#### WHAT YOU NEED TO DO:
Copy every line of the records that includes the word "chart".

#### PROVIDED DATA:
****

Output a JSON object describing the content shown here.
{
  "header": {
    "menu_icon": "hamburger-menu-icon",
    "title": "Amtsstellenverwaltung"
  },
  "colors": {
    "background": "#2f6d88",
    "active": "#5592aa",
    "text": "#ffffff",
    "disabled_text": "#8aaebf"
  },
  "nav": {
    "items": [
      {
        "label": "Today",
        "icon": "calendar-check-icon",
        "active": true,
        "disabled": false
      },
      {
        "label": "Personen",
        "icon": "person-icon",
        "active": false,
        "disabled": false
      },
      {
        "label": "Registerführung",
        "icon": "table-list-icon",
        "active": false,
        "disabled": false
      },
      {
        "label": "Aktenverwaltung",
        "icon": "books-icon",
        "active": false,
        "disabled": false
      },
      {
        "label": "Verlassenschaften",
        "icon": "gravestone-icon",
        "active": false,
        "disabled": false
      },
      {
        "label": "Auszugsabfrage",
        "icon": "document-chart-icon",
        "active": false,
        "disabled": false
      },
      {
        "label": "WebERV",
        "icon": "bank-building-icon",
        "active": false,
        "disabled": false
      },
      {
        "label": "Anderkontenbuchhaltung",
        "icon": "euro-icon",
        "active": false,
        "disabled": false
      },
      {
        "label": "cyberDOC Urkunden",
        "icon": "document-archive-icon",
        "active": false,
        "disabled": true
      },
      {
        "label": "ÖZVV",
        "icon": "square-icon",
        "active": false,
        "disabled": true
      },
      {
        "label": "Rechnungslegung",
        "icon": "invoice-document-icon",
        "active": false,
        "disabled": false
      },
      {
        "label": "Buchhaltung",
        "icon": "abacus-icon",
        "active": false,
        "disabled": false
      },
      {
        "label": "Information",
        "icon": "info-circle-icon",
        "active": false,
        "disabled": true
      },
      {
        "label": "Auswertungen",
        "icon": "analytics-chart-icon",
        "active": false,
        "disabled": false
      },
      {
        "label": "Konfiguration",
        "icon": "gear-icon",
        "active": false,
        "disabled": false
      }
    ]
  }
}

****

#### YOUR SOLUTION:
        "icon": "document-chart-icon",
        "icon": "analytics-chart-icon",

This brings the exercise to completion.